Items from an interface collection:
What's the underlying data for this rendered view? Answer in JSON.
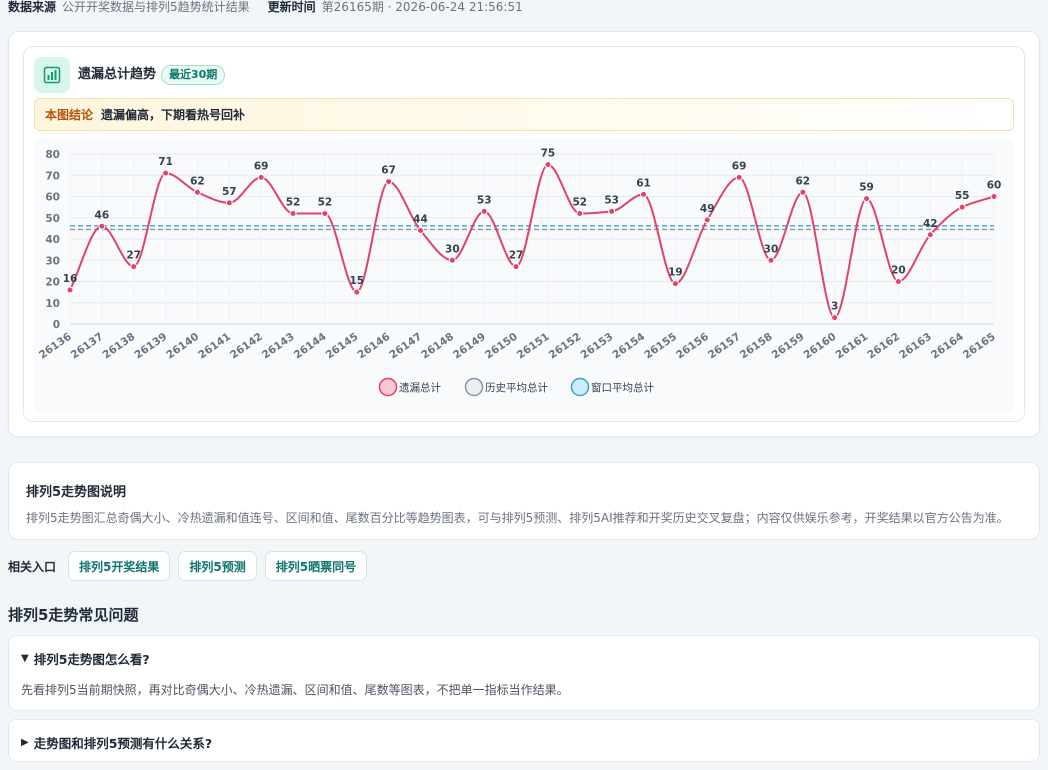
{
  "meta": {
    "source_label": "数据来源",
    "source_value": "公开开奖数据与排列5趋势统计结果",
    "updated_label": "更新时间",
    "updated_value": "第26165期 · 2026-06-24 21:56:51"
  },
  "card": {
    "title": "遗漏总计趋势",
    "badge": "最近30期",
    "icon": "bar-chart-icon",
    "conclusion_tag": "本图结论",
    "conclusion_text": "遗漏偏高，下期看热号回补"
  },
  "colors": {
    "series_line": "#e0426a",
    "history_avg": "#8a92a6",
    "window_avg": "#3aa5c6",
    "accent": "#0f766e"
  },
  "chart_data": {
    "type": "line",
    "title": "",
    "xlabel": "",
    "ylabel": "",
    "x": [
      "26136",
      "26137",
      "26138",
      "26139",
      "26140",
      "26141",
      "26142",
      "26143",
      "26144",
      "26145",
      "26146",
      "26147",
      "26148",
      "26149",
      "26150",
      "26151",
      "26152",
      "26153",
      "26154",
      "26155",
      "26156",
      "26157",
      "26158",
      "26159",
      "26160",
      "26161",
      "26162",
      "26163",
      "26164",
      "26165"
    ],
    "series": [
      {
        "name": "遗漏总计",
        "values": [
          16,
          46,
          27,
          71,
          62,
          57,
          69,
          52,
          52,
          15,
          67,
          44,
          30,
          53,
          27,
          75,
          52,
          53,
          61,
          19,
          49,
          69,
          30,
          62,
          3,
          59,
          20,
          42,
          55,
          60
        ]
      }
    ],
    "reference_lines": [
      {
        "name": "历史平均总计",
        "value": 44.5
      },
      {
        "name": "窗口平均总计",
        "value": 46.2
      }
    ],
    "ylim": [
      0,
      80
    ],
    "yticks": [
      0,
      10,
      20,
      30,
      40,
      50,
      60,
      70,
      80
    ],
    "grid": true,
    "legend_position": "bottom"
  },
  "explain": {
    "title": "排列5走势图说明",
    "text": "排列5走势图汇总奇偶大小、冷热遗漏和值连号、区间和值、尾数百分比等趋势图表，可与排列5预测、排列5AI推荐和开奖历史交叉复盘；内容仅供娱乐参考，开奖结果以官方公告为准。"
  },
  "related": {
    "label": "相关入口",
    "links": [
      "排列5开奖结果",
      "排列5预测",
      "排列5晒票同号"
    ]
  },
  "faq": {
    "title": "排列5走势常见问题",
    "items": [
      {
        "question": "排列5走势图怎么看?",
        "answer": "先看排列5当前期快照，再对比奇偶大小、冷热遗漏、区间和值、尾数等图表，不把单一指标当作结果。",
        "expanded": true
      },
      {
        "question": "走势图和排列5预测有什么关系?",
        "answer": "",
        "expanded": false
      }
    ]
  }
}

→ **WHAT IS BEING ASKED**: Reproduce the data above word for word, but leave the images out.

→ **ANSWER AREA**:
What's the underlying data for this rendered view? Answer in JSON.
{
  "meta": {
    "source_label": "数据来源",
    "source_value": "公开开奖数据与排列5趋势统计结果",
    "updated_label": "更新时间",
    "updated_value": "第26165期 · 2026-06-24 21:56:51"
  },
  "card": {
    "title": "遗漏总计趋势",
    "badge": "最近30期",
    "icon": "bar-chart-icon",
    "conclusion_tag": "本图结论",
    "conclusion_text": "遗漏偏高，下期看热号回补"
  },
  "colors": {
    "series_line": "#e0426a",
    "history_avg": "#8a92a6",
    "window_avg": "#3aa5c6",
    "accent": "#0f766e"
  },
  "chart_data": {
    "type": "line",
    "title": "",
    "xlabel": "",
    "ylabel": "",
    "x": [
      "26136",
      "26137",
      "26138",
      "26139",
      "26140",
      "26141",
      "26142",
      "26143",
      "26144",
      "26145",
      "26146",
      "26147",
      "26148",
      "26149",
      "26150",
      "26151",
      "26152",
      "26153",
      "26154",
      "26155",
      "26156",
      "26157",
      "26158",
      "26159",
      "26160",
      "26161",
      "26162",
      "26163",
      "26164",
      "26165"
    ],
    "series": [
      {
        "name": "遗漏总计",
        "values": [
          16,
          46,
          27,
          71,
          62,
          57,
          69,
          52,
          52,
          15,
          67,
          44,
          30,
          53,
          27,
          75,
          52,
          53,
          61,
          19,
          49,
          69,
          30,
          62,
          3,
          59,
          20,
          42,
          55,
          60
        ]
      }
    ],
    "reference_lines": [
      {
        "name": "历史平均总计",
        "value": 44.5
      },
      {
        "name": "窗口平均总计",
        "value": 46.2
      }
    ],
    "ylim": [
      0,
      80
    ],
    "yticks": [
      0,
      10,
      20,
      30,
      40,
      50,
      60,
      70,
      80
    ],
    "grid": true,
    "legend_position": "bottom"
  },
  "explain": {
    "title": "排列5走势图说明",
    "text": "排列5走势图汇总奇偶大小、冷热遗漏和值连号、区间和值、尾数百分比等趋势图表，可与排列5预测、排列5AI推荐和开奖历史交叉复盘；内容仅供娱乐参考，开奖结果以官方公告为准。"
  },
  "related": {
    "label": "相关入口",
    "links": [
      "排列5开奖结果",
      "排列5预测",
      "排列5晒票同号"
    ]
  },
  "faq": {
    "title": "排列5走势常见问题",
    "items": [
      {
        "question": "排列5走势图怎么看?",
        "answer": "先看排列5当前期快照，再对比奇偶大小、冷热遗漏、区间和值、尾数等图表，不把单一指标当作结果。",
        "expanded": true
      },
      {
        "question": "走势图和排列5预测有什么关系?",
        "answer": "",
        "expanded": false
      }
    ]
  }
}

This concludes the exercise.